(WHAT THE TASK ASKS):
Write out each record in full and exactly as given. Skip any pictures.

Records from a data source:
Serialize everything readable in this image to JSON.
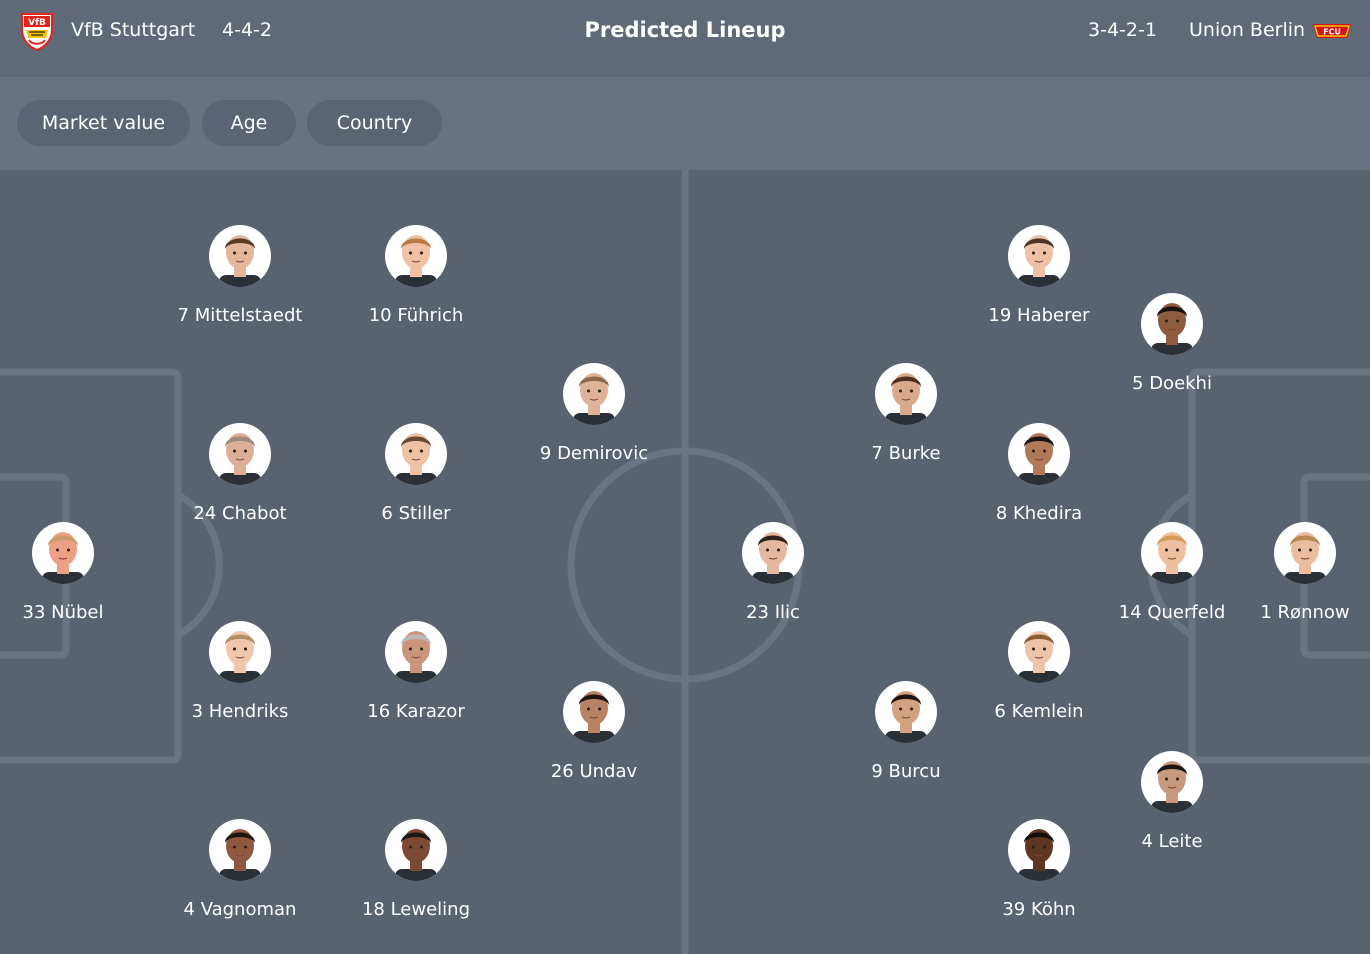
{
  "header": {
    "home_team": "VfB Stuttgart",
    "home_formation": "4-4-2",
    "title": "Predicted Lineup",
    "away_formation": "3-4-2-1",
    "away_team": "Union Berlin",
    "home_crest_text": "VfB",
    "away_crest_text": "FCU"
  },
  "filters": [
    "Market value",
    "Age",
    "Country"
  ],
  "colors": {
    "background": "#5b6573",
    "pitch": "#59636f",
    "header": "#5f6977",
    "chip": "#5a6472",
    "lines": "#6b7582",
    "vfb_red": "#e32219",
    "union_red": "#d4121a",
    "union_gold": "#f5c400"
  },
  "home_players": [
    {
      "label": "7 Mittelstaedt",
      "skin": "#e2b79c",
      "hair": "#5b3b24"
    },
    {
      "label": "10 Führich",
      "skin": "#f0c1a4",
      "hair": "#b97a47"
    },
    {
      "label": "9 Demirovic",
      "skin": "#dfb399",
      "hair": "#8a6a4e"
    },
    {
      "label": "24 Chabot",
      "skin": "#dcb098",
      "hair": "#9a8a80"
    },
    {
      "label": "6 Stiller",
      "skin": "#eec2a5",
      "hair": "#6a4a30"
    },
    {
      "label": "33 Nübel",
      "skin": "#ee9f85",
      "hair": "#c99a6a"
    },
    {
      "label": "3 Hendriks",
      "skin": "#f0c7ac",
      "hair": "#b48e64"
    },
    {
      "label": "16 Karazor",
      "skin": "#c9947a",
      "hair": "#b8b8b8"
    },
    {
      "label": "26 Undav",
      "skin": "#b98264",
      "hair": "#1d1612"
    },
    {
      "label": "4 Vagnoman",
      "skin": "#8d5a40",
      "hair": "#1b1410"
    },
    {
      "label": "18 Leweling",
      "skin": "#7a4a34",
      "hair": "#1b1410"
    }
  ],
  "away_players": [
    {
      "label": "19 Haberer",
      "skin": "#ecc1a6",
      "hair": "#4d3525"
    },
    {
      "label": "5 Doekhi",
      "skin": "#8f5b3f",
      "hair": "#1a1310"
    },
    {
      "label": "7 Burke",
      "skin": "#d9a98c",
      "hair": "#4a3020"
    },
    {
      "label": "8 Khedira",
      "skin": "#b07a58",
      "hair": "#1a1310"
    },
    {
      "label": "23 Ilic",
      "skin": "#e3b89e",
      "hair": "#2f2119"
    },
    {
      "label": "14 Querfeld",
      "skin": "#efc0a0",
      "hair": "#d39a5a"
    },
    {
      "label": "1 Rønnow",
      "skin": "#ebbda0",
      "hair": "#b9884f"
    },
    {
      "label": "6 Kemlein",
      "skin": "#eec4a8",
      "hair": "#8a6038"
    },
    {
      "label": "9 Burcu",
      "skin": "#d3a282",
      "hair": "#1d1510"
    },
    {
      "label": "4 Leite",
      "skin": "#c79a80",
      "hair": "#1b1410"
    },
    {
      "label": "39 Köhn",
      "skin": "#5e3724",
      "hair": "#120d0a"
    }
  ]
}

(RESULT FOR THIS TASK):
Serialize everything readable in this image to JSON.
{
  "header": {
    "home_team": "VfB Stuttgart",
    "home_formation": "4-4-2",
    "title": "Predicted Lineup",
    "away_formation": "3-4-2-1",
    "away_team": "Union Berlin",
    "home_crest_text": "VfB",
    "away_crest_text": "FCU"
  },
  "filters": [
    "Market value",
    "Age",
    "Country"
  ],
  "colors": {
    "background": "#5b6573",
    "pitch": "#59636f",
    "header": "#5f6977",
    "chip": "#5a6472",
    "lines": "#6b7582",
    "vfb_red": "#e32219",
    "union_red": "#d4121a",
    "union_gold": "#f5c400"
  },
  "home_players": [
    {
      "label": "7 Mittelstaedt",
      "skin": "#e2b79c",
      "hair": "#5b3b24"
    },
    {
      "label": "10 Führich",
      "skin": "#f0c1a4",
      "hair": "#b97a47"
    },
    {
      "label": "9 Demirovic",
      "skin": "#dfb399",
      "hair": "#8a6a4e"
    },
    {
      "label": "24 Chabot",
      "skin": "#dcb098",
      "hair": "#9a8a80"
    },
    {
      "label": "6 Stiller",
      "skin": "#eec2a5",
      "hair": "#6a4a30"
    },
    {
      "label": "33 Nübel",
      "skin": "#ee9f85",
      "hair": "#c99a6a"
    },
    {
      "label": "3 Hendriks",
      "skin": "#f0c7ac",
      "hair": "#b48e64"
    },
    {
      "label": "16 Karazor",
      "skin": "#c9947a",
      "hair": "#b8b8b8"
    },
    {
      "label": "26 Undav",
      "skin": "#b98264",
      "hair": "#1d1612"
    },
    {
      "label": "4 Vagnoman",
      "skin": "#8d5a40",
      "hair": "#1b1410"
    },
    {
      "label": "18 Leweling",
      "skin": "#7a4a34",
      "hair": "#1b1410"
    }
  ],
  "away_players": [
    {
      "label": "19 Haberer",
      "skin": "#ecc1a6",
      "hair": "#4d3525"
    },
    {
      "label": "5 Doekhi",
      "skin": "#8f5b3f",
      "hair": "#1a1310"
    },
    {
      "label": "7 Burke",
      "skin": "#d9a98c",
      "hair": "#4a3020"
    },
    {
      "label": "8 Khedira",
      "skin": "#b07a58",
      "hair": "#1a1310"
    },
    {
      "label": "23 Ilic",
      "skin": "#e3b89e",
      "hair": "#2f2119"
    },
    {
      "label": "14 Querfeld",
      "skin": "#efc0a0",
      "hair": "#d39a5a"
    },
    {
      "label": "1 Rønnow",
      "skin": "#ebbda0",
      "hair": "#b9884f"
    },
    {
      "label": "6 Kemlein",
      "skin": "#eec4a8",
      "hair": "#8a6038"
    },
    {
      "label": "9 Burcu",
      "skin": "#d3a282",
      "hair": "#1d1510"
    },
    {
      "label": "4 Leite",
      "skin": "#c79a80",
      "hair": "#1b1410"
    },
    {
      "label": "39 Köhn",
      "skin": "#5e3724",
      "hair": "#120d0a"
    }
  ]
}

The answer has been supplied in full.